“We successfully generated by CRISPR-Cas9 genetically defined models of AEL, recapitulating the diverse mutational spectra identified in patients,” speaker Ilaria Iacobucci, PhD, St. Jude Children's Research Hospital, Memphis, Tennessee, commented during the presentation.
The final goal of the group's study, according to Dr Iacobucci, was to translate genomic results from mouse models into finding effective therapies for AEL and identifying different alterations that promote oncogenesis.
AEL is a rare form of acute myeloid leukemia (AML) that is typically secondary to myelodysplastic syndrome or chemotherapy and affects less than 5% of adult AML cases.
Researchers used CRISPR-Cas9 genome editing to induce combinations of loss-of-function mutations in recurrently mutated genes in AEL (Tp53, Tet2, Dnmt3a, Asxl1, Ezh2, Stag2, Bcor, Ppm1d, Rb1 and Nfix) to find out what genetic alterations drive AEL. The researchers used a mouse model of disease and performed a comparative genomic analysis of 159 AEL and 1509 non-AEL myeloid tumors.
Single-guide RNA (sgRNA) were used to make leukemic clones from primary tumors, and the investigators established tumors in irradiated congenic mice. The mice were monitored over time for leukemia development, and established tumors were then analyzed.
Results showed that drug sensitivity is associated with leukemia genotype: co-mutated Tet2/Dnmt3a T-cell acute lymphoblastic leukemia cells were sensitive to bromodomain and histone methyltransferase inhibitors, and co-mutated Bcor/Tp53/Dnmt3a or Bcor/Rb1 AEL cells were linked to CDK9 inhibitors (novel inhibitor LY2857785). Finally, Dr Iacobucci noted that Tp53 was “chemoresistant to a wide variety of compounds, but was highly sensitive to different classes of PARP inhibitors, specifically talazoparib.” And, the group was able to subsequently confirm that sensitivity to talazoparib in vivo.
Furthermore, deep targeting by next-generation sequencing confirmed that CRISPR-Cas9–induced genome editing is stable across serial transplants; however, the whole-exome sequencing showed accumulation of CRISPR-Cas9–induced mutations.

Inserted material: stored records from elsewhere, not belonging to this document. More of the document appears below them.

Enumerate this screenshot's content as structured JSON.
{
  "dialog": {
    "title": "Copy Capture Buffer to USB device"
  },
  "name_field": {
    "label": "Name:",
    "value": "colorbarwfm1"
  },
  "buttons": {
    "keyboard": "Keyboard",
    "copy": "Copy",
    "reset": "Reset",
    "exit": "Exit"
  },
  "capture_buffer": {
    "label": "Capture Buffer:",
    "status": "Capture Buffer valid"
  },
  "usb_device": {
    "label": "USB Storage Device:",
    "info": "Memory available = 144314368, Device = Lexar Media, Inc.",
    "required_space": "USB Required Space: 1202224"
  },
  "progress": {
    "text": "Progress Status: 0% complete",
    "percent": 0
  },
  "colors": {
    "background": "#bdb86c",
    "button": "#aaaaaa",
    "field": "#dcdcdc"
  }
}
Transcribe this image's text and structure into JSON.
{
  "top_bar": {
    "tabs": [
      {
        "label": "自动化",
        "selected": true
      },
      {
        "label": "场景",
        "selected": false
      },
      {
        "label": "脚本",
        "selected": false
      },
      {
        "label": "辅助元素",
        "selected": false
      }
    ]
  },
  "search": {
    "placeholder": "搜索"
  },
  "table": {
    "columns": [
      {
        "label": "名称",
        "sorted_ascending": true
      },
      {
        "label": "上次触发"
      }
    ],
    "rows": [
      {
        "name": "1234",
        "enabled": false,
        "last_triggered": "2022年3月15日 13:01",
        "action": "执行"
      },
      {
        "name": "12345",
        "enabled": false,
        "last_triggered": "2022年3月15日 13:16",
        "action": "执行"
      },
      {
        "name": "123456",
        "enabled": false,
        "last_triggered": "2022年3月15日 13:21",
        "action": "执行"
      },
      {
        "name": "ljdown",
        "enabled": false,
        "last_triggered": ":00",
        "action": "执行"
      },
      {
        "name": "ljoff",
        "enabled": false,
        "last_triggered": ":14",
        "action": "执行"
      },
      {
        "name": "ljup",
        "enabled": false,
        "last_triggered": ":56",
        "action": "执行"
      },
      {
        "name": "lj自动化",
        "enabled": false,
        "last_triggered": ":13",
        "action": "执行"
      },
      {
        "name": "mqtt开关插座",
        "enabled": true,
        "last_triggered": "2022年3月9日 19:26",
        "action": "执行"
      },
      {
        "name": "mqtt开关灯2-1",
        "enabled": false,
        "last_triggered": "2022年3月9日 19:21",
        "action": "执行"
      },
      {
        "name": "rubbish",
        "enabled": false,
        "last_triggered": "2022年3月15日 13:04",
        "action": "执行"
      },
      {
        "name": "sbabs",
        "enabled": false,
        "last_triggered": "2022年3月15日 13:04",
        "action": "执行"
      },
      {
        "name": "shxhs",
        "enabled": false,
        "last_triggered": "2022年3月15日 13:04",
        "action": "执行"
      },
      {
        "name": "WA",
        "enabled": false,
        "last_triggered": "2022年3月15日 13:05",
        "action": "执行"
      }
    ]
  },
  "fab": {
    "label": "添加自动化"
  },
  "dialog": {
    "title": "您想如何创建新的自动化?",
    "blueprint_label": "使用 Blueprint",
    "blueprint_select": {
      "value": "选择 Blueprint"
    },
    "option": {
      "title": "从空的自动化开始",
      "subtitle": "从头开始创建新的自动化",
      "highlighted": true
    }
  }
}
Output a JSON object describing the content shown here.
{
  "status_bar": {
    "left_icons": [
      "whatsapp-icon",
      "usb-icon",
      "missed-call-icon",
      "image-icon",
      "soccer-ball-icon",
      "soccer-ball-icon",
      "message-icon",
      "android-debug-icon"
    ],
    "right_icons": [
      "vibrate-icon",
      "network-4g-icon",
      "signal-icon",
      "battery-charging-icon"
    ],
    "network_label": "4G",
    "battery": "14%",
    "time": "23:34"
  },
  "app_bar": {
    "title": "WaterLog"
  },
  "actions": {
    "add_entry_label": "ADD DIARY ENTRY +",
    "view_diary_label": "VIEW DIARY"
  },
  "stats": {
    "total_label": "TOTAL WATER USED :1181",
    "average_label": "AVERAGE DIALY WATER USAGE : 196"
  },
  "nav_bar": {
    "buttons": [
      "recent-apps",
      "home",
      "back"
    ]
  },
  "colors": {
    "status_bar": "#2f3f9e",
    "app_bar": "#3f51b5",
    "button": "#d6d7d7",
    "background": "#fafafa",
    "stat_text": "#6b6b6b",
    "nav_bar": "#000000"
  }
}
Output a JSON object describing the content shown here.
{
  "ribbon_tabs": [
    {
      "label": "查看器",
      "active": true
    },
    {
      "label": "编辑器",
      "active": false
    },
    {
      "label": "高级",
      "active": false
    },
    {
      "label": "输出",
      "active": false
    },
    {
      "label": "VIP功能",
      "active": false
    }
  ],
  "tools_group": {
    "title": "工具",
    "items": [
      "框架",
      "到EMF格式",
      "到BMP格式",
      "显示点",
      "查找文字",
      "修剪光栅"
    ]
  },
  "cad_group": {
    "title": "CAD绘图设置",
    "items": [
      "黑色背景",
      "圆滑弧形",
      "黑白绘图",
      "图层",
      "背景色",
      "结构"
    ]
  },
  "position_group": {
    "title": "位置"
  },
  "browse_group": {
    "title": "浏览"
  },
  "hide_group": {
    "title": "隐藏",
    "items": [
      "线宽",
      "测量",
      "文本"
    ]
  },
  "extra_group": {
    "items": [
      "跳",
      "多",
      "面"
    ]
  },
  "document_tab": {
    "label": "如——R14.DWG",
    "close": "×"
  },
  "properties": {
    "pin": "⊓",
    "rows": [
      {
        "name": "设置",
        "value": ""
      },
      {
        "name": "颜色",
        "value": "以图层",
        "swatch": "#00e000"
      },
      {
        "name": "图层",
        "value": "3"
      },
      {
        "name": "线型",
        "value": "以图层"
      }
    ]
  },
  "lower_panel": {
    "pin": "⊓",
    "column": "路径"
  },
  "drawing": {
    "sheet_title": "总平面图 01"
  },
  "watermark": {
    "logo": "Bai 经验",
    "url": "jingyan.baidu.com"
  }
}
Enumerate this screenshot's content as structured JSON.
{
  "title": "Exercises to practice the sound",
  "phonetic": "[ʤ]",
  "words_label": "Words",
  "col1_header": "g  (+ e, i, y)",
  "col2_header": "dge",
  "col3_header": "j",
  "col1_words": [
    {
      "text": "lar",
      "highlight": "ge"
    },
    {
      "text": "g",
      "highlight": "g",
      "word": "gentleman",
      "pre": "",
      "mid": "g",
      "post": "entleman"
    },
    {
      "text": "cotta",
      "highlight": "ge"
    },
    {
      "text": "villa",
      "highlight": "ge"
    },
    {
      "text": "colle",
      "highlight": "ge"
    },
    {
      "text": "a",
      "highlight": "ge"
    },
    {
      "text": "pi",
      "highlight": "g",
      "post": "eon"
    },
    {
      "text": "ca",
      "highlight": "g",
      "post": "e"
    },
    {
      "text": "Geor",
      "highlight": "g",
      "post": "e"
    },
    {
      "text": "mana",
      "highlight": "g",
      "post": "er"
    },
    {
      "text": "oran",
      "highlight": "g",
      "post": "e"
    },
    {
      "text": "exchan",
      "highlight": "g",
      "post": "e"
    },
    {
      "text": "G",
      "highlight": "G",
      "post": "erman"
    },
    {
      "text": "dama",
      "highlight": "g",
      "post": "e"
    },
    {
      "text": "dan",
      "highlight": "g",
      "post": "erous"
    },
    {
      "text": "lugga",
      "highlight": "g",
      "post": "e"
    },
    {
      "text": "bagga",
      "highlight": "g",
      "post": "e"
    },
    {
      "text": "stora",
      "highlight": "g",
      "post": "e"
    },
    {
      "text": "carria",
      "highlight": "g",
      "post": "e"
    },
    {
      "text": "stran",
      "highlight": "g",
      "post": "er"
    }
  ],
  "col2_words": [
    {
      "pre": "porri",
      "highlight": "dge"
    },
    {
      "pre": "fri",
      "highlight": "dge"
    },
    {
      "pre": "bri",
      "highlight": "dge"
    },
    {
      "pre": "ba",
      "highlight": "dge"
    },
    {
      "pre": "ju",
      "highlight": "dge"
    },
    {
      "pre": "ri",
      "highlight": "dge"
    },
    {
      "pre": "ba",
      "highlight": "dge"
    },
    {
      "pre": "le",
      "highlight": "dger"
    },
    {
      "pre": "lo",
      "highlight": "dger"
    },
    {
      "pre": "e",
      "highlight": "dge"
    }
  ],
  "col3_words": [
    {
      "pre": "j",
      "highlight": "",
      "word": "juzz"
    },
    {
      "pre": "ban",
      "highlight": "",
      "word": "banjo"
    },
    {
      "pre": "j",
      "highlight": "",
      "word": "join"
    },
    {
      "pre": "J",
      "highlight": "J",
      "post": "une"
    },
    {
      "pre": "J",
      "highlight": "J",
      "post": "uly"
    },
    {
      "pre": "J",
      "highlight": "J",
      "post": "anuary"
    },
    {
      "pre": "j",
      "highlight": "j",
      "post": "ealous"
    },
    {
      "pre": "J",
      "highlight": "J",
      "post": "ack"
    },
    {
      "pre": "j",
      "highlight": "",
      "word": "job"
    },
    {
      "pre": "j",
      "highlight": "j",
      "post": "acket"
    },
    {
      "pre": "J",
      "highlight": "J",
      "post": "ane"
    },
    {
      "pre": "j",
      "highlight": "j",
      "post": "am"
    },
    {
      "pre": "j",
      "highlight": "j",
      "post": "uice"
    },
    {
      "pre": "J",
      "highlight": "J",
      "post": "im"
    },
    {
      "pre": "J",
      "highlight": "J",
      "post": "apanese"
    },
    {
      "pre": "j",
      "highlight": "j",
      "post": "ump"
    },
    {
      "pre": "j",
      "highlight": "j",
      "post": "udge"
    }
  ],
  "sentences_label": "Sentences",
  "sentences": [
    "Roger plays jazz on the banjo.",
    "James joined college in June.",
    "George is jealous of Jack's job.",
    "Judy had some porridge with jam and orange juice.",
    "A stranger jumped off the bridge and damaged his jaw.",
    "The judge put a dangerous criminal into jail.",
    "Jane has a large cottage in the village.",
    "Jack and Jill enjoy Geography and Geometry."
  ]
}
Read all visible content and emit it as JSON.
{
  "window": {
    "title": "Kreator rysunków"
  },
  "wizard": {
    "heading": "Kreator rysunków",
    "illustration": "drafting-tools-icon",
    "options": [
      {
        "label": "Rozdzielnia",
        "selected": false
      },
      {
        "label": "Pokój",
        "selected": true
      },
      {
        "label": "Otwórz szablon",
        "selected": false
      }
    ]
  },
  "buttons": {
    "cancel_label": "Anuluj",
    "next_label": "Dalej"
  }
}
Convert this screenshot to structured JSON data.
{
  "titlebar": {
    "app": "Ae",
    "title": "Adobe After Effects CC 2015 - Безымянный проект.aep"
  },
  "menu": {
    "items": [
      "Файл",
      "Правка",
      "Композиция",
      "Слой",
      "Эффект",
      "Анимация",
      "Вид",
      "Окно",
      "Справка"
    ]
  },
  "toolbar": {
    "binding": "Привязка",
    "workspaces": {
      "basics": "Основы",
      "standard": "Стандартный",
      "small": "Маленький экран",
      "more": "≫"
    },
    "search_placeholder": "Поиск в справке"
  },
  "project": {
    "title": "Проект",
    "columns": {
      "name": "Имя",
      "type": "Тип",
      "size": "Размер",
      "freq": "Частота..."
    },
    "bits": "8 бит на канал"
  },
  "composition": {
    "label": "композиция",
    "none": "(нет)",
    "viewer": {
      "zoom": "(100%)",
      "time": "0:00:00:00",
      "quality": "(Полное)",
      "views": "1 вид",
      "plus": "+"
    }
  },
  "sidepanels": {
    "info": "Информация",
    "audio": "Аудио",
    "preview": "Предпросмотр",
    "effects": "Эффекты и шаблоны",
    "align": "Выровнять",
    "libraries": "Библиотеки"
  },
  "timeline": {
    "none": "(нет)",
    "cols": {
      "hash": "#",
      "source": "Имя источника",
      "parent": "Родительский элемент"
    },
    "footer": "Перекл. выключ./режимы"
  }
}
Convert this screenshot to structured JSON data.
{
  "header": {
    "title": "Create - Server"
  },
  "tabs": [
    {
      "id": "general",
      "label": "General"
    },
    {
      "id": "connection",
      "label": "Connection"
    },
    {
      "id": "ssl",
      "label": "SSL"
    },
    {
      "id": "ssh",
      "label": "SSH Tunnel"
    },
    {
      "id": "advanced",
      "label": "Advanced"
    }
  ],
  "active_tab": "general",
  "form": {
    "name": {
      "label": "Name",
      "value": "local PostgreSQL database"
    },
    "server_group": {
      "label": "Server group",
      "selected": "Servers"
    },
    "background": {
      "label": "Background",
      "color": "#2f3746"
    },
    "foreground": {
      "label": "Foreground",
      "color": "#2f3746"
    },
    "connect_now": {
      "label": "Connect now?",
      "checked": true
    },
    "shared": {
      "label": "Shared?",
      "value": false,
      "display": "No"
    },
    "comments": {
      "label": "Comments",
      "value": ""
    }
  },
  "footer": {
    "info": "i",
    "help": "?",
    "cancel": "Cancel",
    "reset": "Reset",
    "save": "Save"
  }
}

“We successfully generated genetically defined models of AEL, demonstrated the role of Tp53 and Bcor mutations in driving the erythroid phenotype, and showed that sensitivity to different classes of compounds is genotype-dependent. These results provide the rationale for testing new targeted agents in AEL,” the team wrote in the abstract that was released prior to their presentation.
“Tp53 and recurrent mutations are important players, driving leukemogenesis in the erythroid phenotype, and drug sensitivity is mutational-pattern–dependent,” added Dr Iacobucci. “In conclusion, AEL is characterized by distinct age-related genomic subtypes, with different outcomes.”
Disclosures: Multiple authors declare affiliations with the pharmaceutical industry. For a complete list of disclosures, please refer to the original abstract.
Read more of Cancer Therapy Advisor's coverage of the ASH 2018 meeting by visiting the conference page.
- Iacobucci I, Varotto E, Chunxu Qu, et al. Multiplex CRISPR/Cas9-based genome editing of mouse hematopoietic stem cells recapitulates acute erythroid leukemia and identifies therapeutic targets. Oral presentation at: Annual Society of Hematology 60th Annual Meeting & Exposition; December 1-4, 2018; San Diego, CA. Abstract 5.